Barbara V. Evers said...

Great points, Lance. I'm not a believer in block, either, but I do get the mental funk thanks to interruptions from others when I'm getting ready to write.

David Burnsworth said...


Another motivator that I've recently learned: deadline. It's amazing how that looming date has kept me in the chair and moving forward. Even if it isn't my best work, I've kept the story going. I know I can polish it up during a rewrite session. If you don't have an actual deadline, create one for yourself and work as if it's real.

Barbara V. Evers said...

David, that's why I don't struggle with this too much. I've been dealing with deadlines for business documents for the majority of my career, so I couldn't let a little old block get in the way.
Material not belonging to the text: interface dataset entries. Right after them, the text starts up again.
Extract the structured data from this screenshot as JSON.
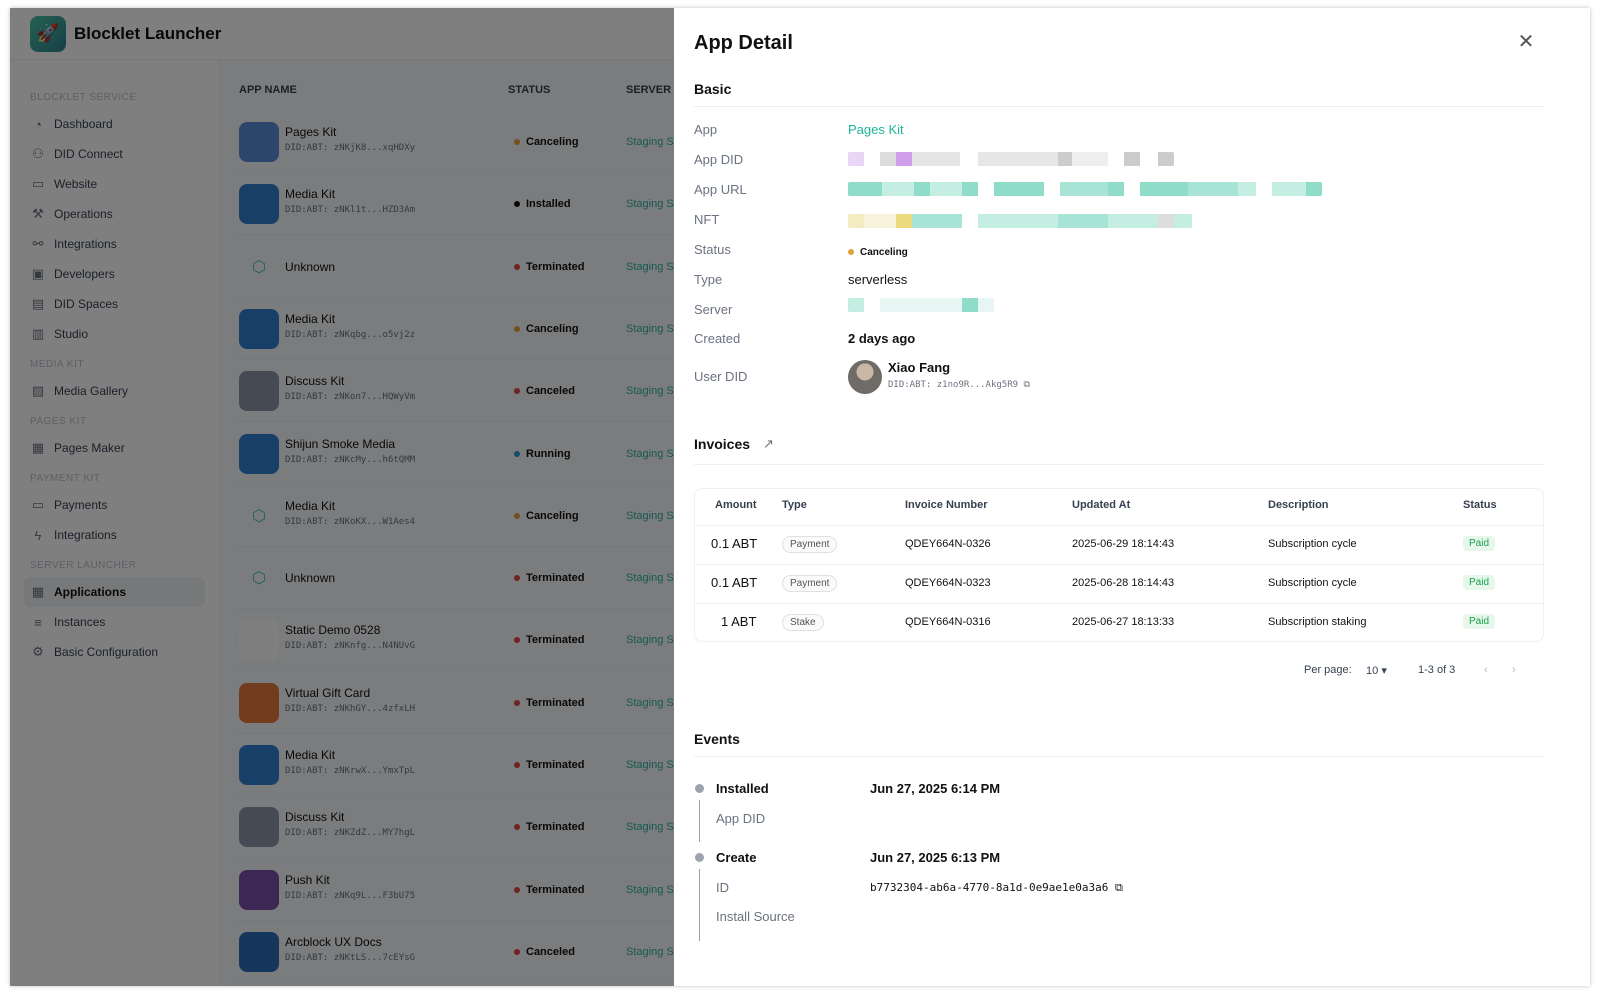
{
  "app": {
    "title": "Blocklet Launcher",
    "sidebar": [
      {
        "group": "BLOCKLET SERVICE",
        "items": [
          {
            "label": "Dashboard",
            "icon": "dashboard-icon"
          },
          {
            "label": "DID Connect",
            "icon": "did-connect-icon"
          },
          {
            "label": "Website",
            "icon": "website-icon"
          },
          {
            "label": "Operations",
            "icon": "operations-icon"
          },
          {
            "label": "Integrations",
            "icon": "integrations-icon"
          },
          {
            "label": "Developers",
            "icon": "developers-icon"
          },
          {
            "label": "DID Spaces",
            "icon": "did-spaces-icon"
          },
          {
            "label": "Studio",
            "icon": "studio-icon"
          }
        ]
      },
      {
        "group": "MEDIA KIT",
        "items": [
          {
            "label": "Media Gallery",
            "icon": "media-gallery-icon"
          }
        ]
      },
      {
        "group": "PAGES KIT",
        "items": [
          {
            "label": "Pages Maker",
            "icon": "pages-maker-icon"
          }
        ]
      },
      {
        "group": "PAYMENT KIT",
        "items": [
          {
            "label": "Payments",
            "icon": "payments-icon"
          },
          {
            "label": "Integrations",
            "icon": "bolt-icon"
          }
        ]
      },
      {
        "group": "SERVER LAUNCHER",
        "items": [
          {
            "label": "Applications",
            "icon": "applications-icon",
            "active": true
          },
          {
            "label": "Instances",
            "icon": "instances-icon"
          },
          {
            "label": "Basic Configuration",
            "icon": "settings-icon"
          }
        ]
      }
    ],
    "table_headers": {
      "name": "APP NAME",
      "status": "STATUS",
      "server": "SERVER"
    },
    "rows": [
      {
        "name": "Pages Kit",
        "did": "DID:ABT:  zNKjK8...xqHDXy",
        "status": "Canceling",
        "server": "Staging S"
      },
      {
        "name": "Media Kit",
        "did": "DID:ABT:  zNKl1t...HZD3Am",
        "status": "Installed",
        "server": "Staging S"
      },
      {
        "name": "Unknown",
        "did": "",
        "status": "Terminated",
        "server": "Staging S"
      },
      {
        "name": "Media Kit",
        "did": "DID:ABT:  zNKqbg...o5vj2z",
        "status": "Canceling",
        "server": "Staging S"
      },
      {
        "name": "Discuss Kit",
        "did": "DID:ABT:  zNKon7...HQWyVm",
        "status": "Canceled",
        "server": "Staging S"
      },
      {
        "name": "Shijun Smoke Media",
        "did": "DID:ABT:  zNKcMy...h6tQMM",
        "status": "Running",
        "server": "Staging S"
      },
      {
        "name": "Media Kit",
        "did": "DID:ABT:  zNKoKX...W1Aes4",
        "status": "Canceling",
        "server": "Staging S"
      },
      {
        "name": "Unknown",
        "did": "",
        "status": "Terminated",
        "server": "Staging S"
      },
      {
        "name": "Static Demo 0528",
        "did": "DID:ABT:  zNKnfg...N4NUvG",
        "status": "Terminated",
        "server": "Staging S"
      },
      {
        "name": "Virtual Gift Card",
        "did": "DID:ABT:  zNKhGY...4zfxLH",
        "status": "Terminated",
        "server": "Staging S"
      },
      {
        "name": "Media Kit",
        "did": "DID:ABT:  zNKrwX...YmxTpL",
        "status": "Terminated",
        "server": "Staging S"
      },
      {
        "name": "Discuss Kit",
        "did": "DID:ABT:  zNKZdZ...MY7hgL",
        "status": "Terminated",
        "server": "Staging S"
      },
      {
        "name": "Push Kit",
        "did": "DID:ABT:  zNKq9L...F3bU75",
        "status": "Terminated",
        "server": "Staging S"
      },
      {
        "name": "Arcblock UX Docs",
        "did": "DID:ABT:  zNKtLS...7cEYsG",
        "status": "Canceled",
        "server": "Staging S"
      }
    ]
  },
  "drawer": {
    "title": "App Detail",
    "basic_title": "Basic",
    "labels": {
      "app": "App",
      "app_did": "App DID",
      "app_url": "App URL",
      "nft": "NFT",
      "status": "Status",
      "type": "Type",
      "server": "Server",
      "created": "Created",
      "user_did": "User DID"
    },
    "values": {
      "app": "Pages Kit",
      "status": "Canceling",
      "type": "serverless",
      "created": "2 days ago"
    },
    "user": {
      "name": "Xiao Fang",
      "did": "DID:ABT:  z1no9R...Akg5R9"
    },
    "invoices_title": "Invoices",
    "invoice_headers": [
      "Amount",
      "Type",
      "Invoice Number",
      "Updated At",
      "Description",
      "Status"
    ],
    "invoices": [
      {
        "amount": "0.1 ABT",
        "type": "Payment",
        "number": "QDEY664N-0326",
        "updated": "2025-06-29 18:14:43",
        "desc": "Subscription cycle",
        "status": "Paid"
      },
      {
        "amount": "0.1 ABT",
        "type": "Payment",
        "number": "QDEY664N-0323",
        "updated": "2025-06-28 18:14:43",
        "desc": "Subscription cycle",
        "status": "Paid"
      },
      {
        "amount": "1 ABT",
        "type": "Stake",
        "number": "QDEY664N-0316",
        "updated": "2025-06-27 18:13:33",
        "desc": "Subscription staking",
        "status": "Paid"
      }
    ],
    "pager": {
      "per_page_label": "Per page:",
      "per_page": "10",
      "range": "1-3 of 3"
    },
    "events_title": "Events",
    "events": [
      {
        "name": "Installed",
        "time": "Jun 27, 2025 6:14 PM",
        "sub": "App DID"
      },
      {
        "name": "Create",
        "time": "Jun 27, 2025 6:13 PM",
        "id_label": "ID",
        "id_value": "b7732304-ab6a-4770-8a1d-0e9ae1e0a3a6",
        "source_label": "Install Source"
      }
    ]
  }
}
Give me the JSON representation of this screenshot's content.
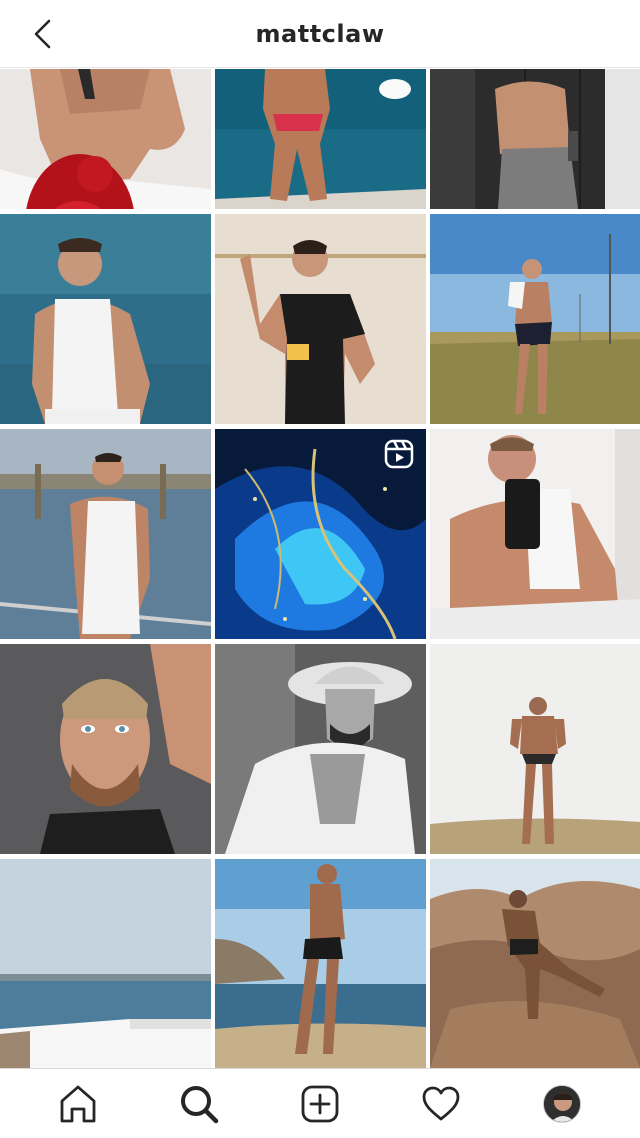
{
  "header": {
    "title": "mattclaw",
    "back_icon": "chevron-left-icon"
  },
  "grid": {
    "tiles": [
      {
        "id": 1,
        "subject": "shirtless-man-holding-red-roses",
        "reel": false
      },
      {
        "id": 2,
        "subject": "man-in-red-swimwear-by-sea",
        "reel": false
      },
      {
        "id": 3,
        "subject": "shirtless-man-gym-lockers",
        "reel": false
      },
      {
        "id": 4,
        "subject": "man-white-tank-top-sea",
        "reel": false
      },
      {
        "id": 5,
        "subject": "man-black-tshirt-holding-cards",
        "reel": false
      },
      {
        "id": 6,
        "subject": "man-in-grass-field-blue-sky",
        "reel": false
      },
      {
        "id": 7,
        "subject": "man-white-tank-top-harbor",
        "reel": false
      },
      {
        "id": 8,
        "subject": "abstract-blue-splash",
        "reel": true
      },
      {
        "id": 9,
        "subject": "mirror-selfie-white-tank",
        "reel": false
      },
      {
        "id": 10,
        "subject": "closeup-selfie-lying-on-sofa",
        "reel": false
      },
      {
        "id": 11,
        "subject": "man-wearing-hat-black-white",
        "reel": false
      },
      {
        "id": 12,
        "subject": "man-in-swimwear-white-wall",
        "reel": false
      },
      {
        "id": 13,
        "subject": "sea-view-white-terrace",
        "reel": false
      },
      {
        "id": 14,
        "subject": "man-on-beach-shore",
        "reel": false
      },
      {
        "id": 15,
        "subject": "man-sitting-on-rocks",
        "reel": false
      }
    ],
    "reel_icon": "reels-icon"
  },
  "bottom_nav": {
    "items": [
      {
        "name": "home",
        "icon": "home-icon"
      },
      {
        "name": "search",
        "icon": "search-icon",
        "active": true
      },
      {
        "name": "new-post",
        "icon": "add-post-icon"
      },
      {
        "name": "activity",
        "icon": "heart-icon"
      },
      {
        "name": "profile",
        "icon": "profile-avatar-icon"
      }
    ]
  },
  "colors": {
    "text": "#262626",
    "border": "#dbdbdb",
    "background": "#ffffff"
  }
}
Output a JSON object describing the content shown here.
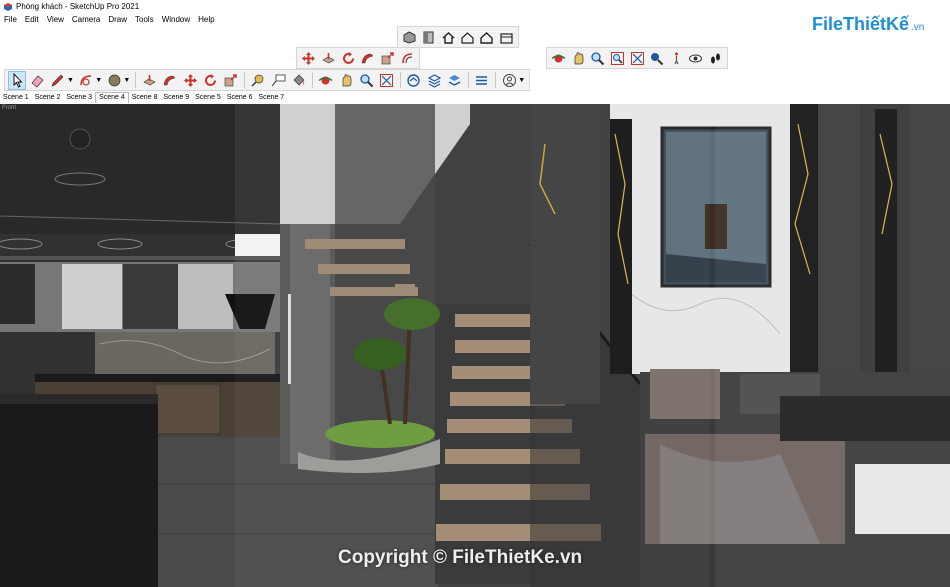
{
  "window": {
    "title": "Phòng khách - SketchUp Pro 2021"
  },
  "menu": [
    "File",
    "Edit",
    "View",
    "Camera",
    "Draw",
    "Tools",
    "Window",
    "Help"
  ],
  "toolbar_top": {
    "icons": [
      "components-icon",
      "materials-icon",
      "home-view-icon",
      "house-outline-icon",
      "house-icon",
      "warehouse-icon"
    ]
  },
  "toolbar_edit": {
    "icons": [
      "move-icon",
      "push-pull-icon",
      "rotate-icon",
      "follow-me-icon",
      "scale-icon",
      "offset-icon"
    ]
  },
  "toolbar_camera": {
    "icons": [
      "orbit-icon",
      "pan-icon",
      "zoom-icon",
      "zoom-window-icon",
      "zoom-extents-icon",
      "position-camera-icon",
      "walk-person-icon",
      "look-around-icon",
      "footprints-icon"
    ]
  },
  "toolbar_main": {
    "icons": [
      "select-icon",
      "eraser-icon",
      "pencil-icon",
      "arc-icon",
      "shape-icon",
      "push-pull-icon",
      "follow-me-icon",
      "move-icon",
      "rotate-icon",
      "scale-icon",
      "tape-measure-icon",
      "text-label-icon",
      "paint-bucket-icon",
      "orbit-icon",
      "pan-icon",
      "zoom-icon",
      "zoom-extents-icon",
      "pan-hand-icon",
      "warehouse-icon",
      "layers-icon",
      "extension-icon",
      "account-icon"
    ]
  },
  "scenes": [
    "Scene 1",
    "Scene 2",
    "Scene 3",
    "Scene 4",
    "Scene 8",
    "Scene 9",
    "Scene 5",
    "Scene 6",
    "Scene 7"
  ],
  "active_scene": "Scene 4",
  "viewport": {
    "label": "Front"
  },
  "brand": {
    "logo_main": "FileThiếtKế",
    "logo_domain": ".vn",
    "watermark": "Copyright © FileThietKe.vn"
  },
  "colors": {
    "accent": "#1f8fd6",
    "red_tool": "#c8342a",
    "toolbar_bg": "#f3f3f3"
  }
}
J.E.S. Hays said...

Very good advice - a lot of great ideas that actually work. I've tried nearly all of them at one time or another.

Another trick is to keep a Novel Journal (you could do the same for a short story but you'd have several stories in one journal that way). You write down something every day - about where you want to go with the story, what your mood is, what questions you want to answer - anything at all about your work. You can add to the journal any time, even several times a day if you want to. This is rather like the "stream of consciousness" writing, only this is a journal of your writing journey. Reading over what you're trying to do will often spur you to write.

Barbara V. Evers said...

Another great tip! Thanks. This is one I haven't done but have considered. Guess I better start.